* MATERIAL SUPPLIED:

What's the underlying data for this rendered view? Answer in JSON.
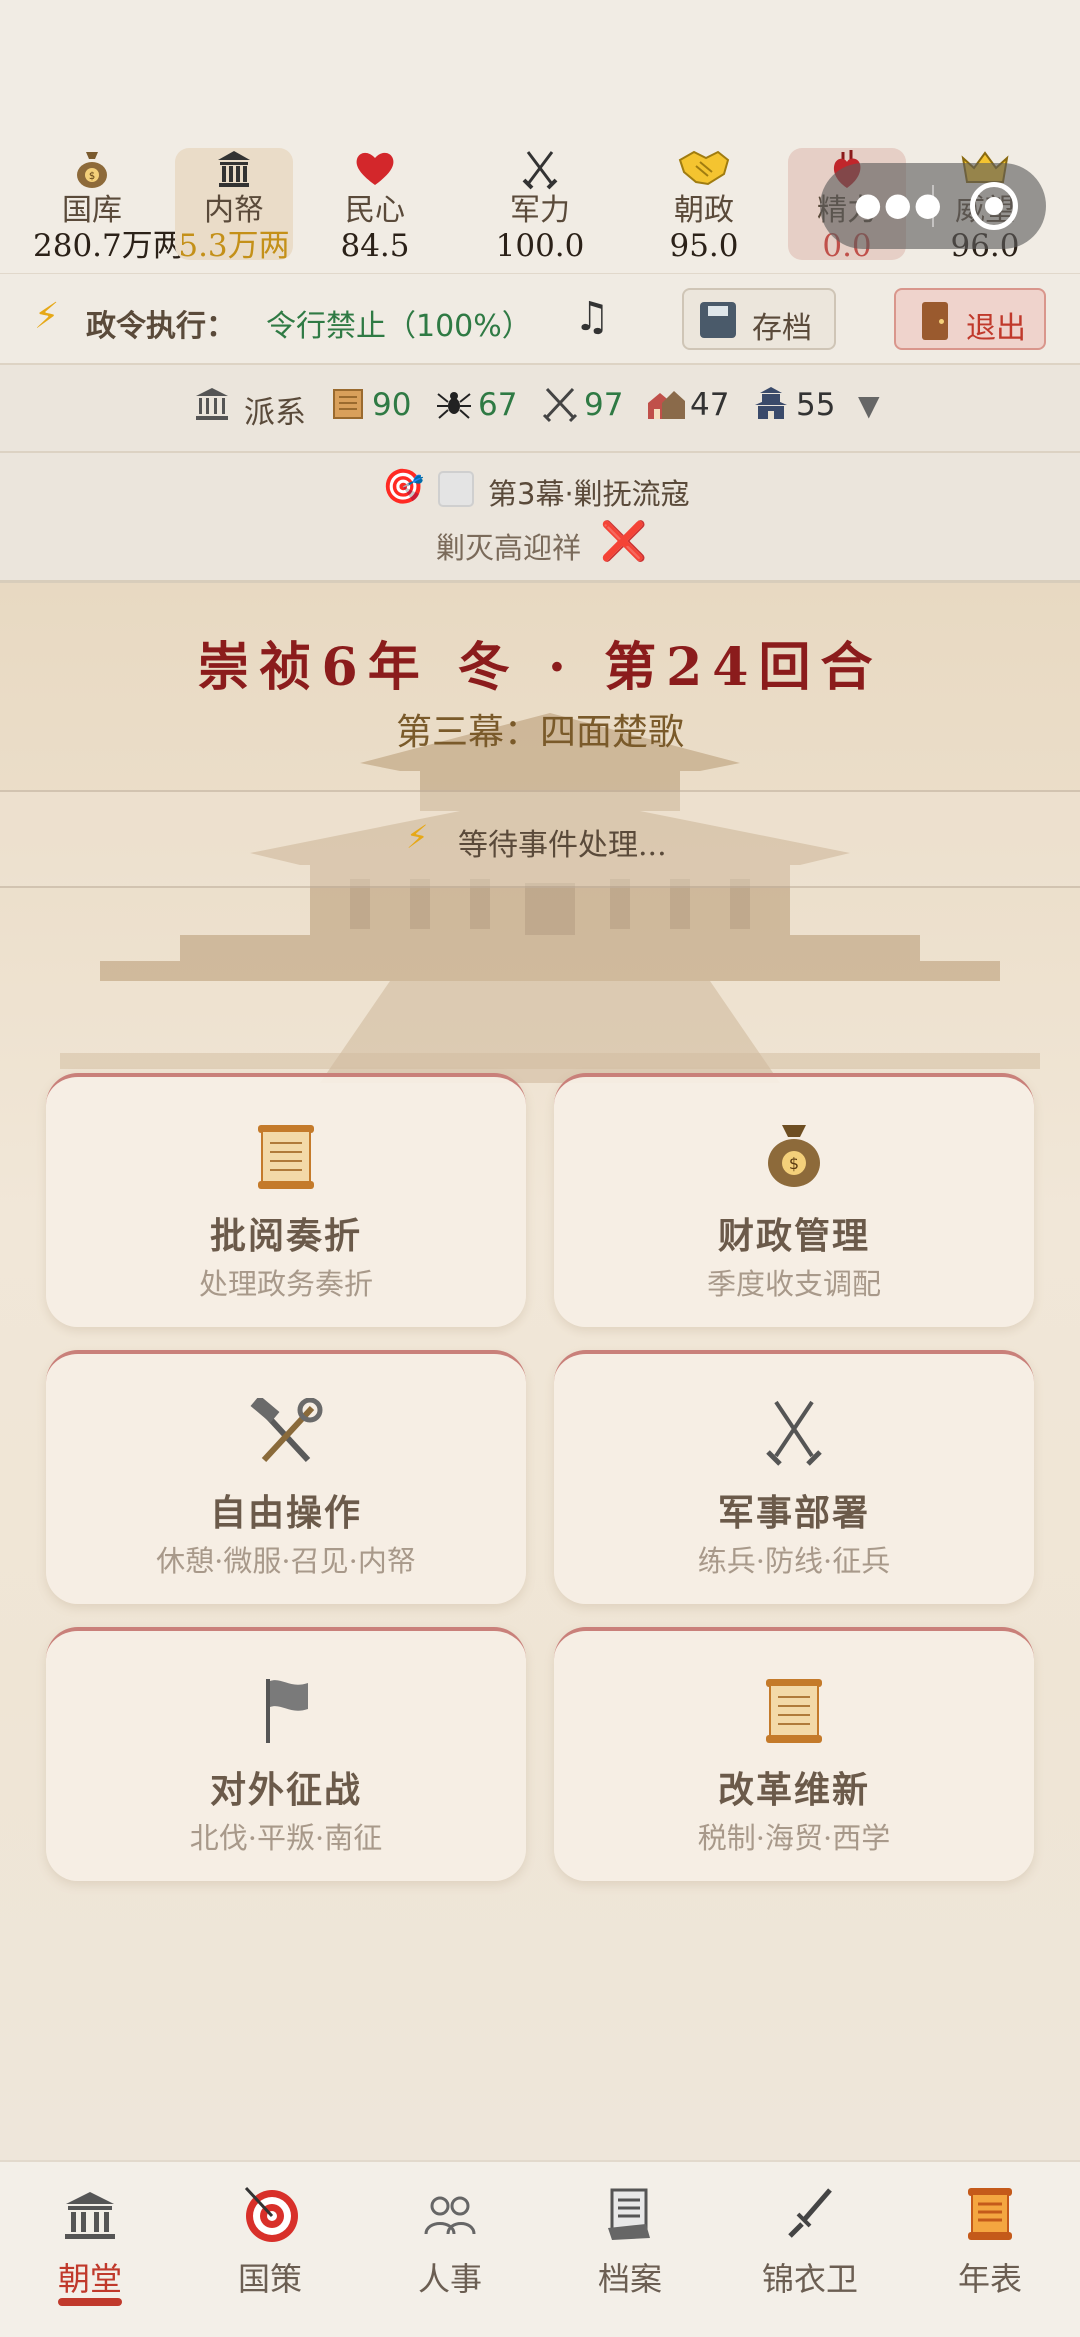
{
  "stats": [
    {
      "icon": "money-bag-icon",
      "label": "国库",
      "value": "280.7万两",
      "state": "normal"
    },
    {
      "icon": "treasury-building-icon",
      "label": "内帑",
      "value": "5.3万两",
      "state": "active"
    },
    {
      "icon": "heart-icon",
      "label": "民心",
      "value": "84.5",
      "state": "normal"
    },
    {
      "icon": "crossed-swords-icon",
      "label": "军力",
      "value": "100.0",
      "state": "normal"
    },
    {
      "icon": "handshake-icon",
      "label": "朝政",
      "value": "95.0",
      "state": "normal"
    },
    {
      "icon": "anatomical-heart-icon",
      "label": "精力",
      "value": "0.0",
      "state": "alert"
    },
    {
      "icon": "crown-icon",
      "label": "威望",
      "value": "96.0",
      "state": "normal"
    }
  ],
  "decree": {
    "label": "政令执行：",
    "value": "令行禁止（100%）",
    "save_label": "存档",
    "exit_label": "退出"
  },
  "faction": {
    "label": "派系",
    "items": [
      {
        "icon": "scroll-icon",
        "value": "90",
        "color": "#2f7a44"
      },
      {
        "icon": "spider-icon",
        "value": "67",
        "color": "#2f7a44"
      },
      {
        "icon": "crossed-swords-icon",
        "value": "97",
        "color": "#2f7a44"
      },
      {
        "icon": "houses-icon",
        "value": "47",
        "color": "#333333"
      },
      {
        "icon": "castle-icon",
        "value": "55",
        "color": "#333333"
      }
    ],
    "caret": "▼"
  },
  "quest": {
    "title": "第3幕·剿抚流寇",
    "goal": "剿灭高迎祥",
    "status": "❌"
  },
  "turn": {
    "title": "崇祯6年 冬 · 第24回合",
    "act": "第三幕：四面楚歌",
    "waiting": "等待事件处理..."
  },
  "cards": [
    {
      "icon": "scroll-icon",
      "title": "批阅奏折",
      "subtitle": "处理政务奏折"
    },
    {
      "icon": "money-bag-icon",
      "title": "财政管理",
      "subtitle": "季度收支调配"
    },
    {
      "icon": "hammer-wrench-icon",
      "title": "自由操作",
      "subtitle": "休憩·微服·召见·内帑"
    },
    {
      "icon": "crossed-swords-icon",
      "title": "军事部署",
      "subtitle": "练兵·防线·征兵"
    },
    {
      "icon": "flag-icon",
      "title": "对外征战",
      "subtitle": "北伐·平叛·南征"
    },
    {
      "icon": "scroll-icon",
      "title": "改革维新",
      "subtitle": "税制·海贸·西学"
    }
  ],
  "nav": [
    {
      "icon": "classical-building-icon",
      "label": "朝堂",
      "active": true
    },
    {
      "icon": "target-icon",
      "label": "国策",
      "active": false
    },
    {
      "icon": "people-icon",
      "label": "人事",
      "active": false
    },
    {
      "icon": "documents-icon",
      "label": "档案",
      "active": false
    },
    {
      "icon": "dagger-icon",
      "label": "锦衣卫",
      "active": false
    },
    {
      "icon": "scroll-icon",
      "label": "年表",
      "active": false
    }
  ],
  "colors": {
    "accent": "#c0392b",
    "title_red": "#8b1c1c",
    "positive_green": "#2f7a44",
    "gold": "#c49018"
  }
}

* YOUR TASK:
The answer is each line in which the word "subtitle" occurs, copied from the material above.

* PROBLEM SOLUTION:
      "subtitle": "处理政务奏折"
      "subtitle": "季度收支调配"
      "subtitle": "休憩·微服·召见·内帑"
      "subtitle": "练兵·防线·征兵"
      "subtitle": "北伐·平叛·南征"
      "subtitle": "税制·海贸·西学"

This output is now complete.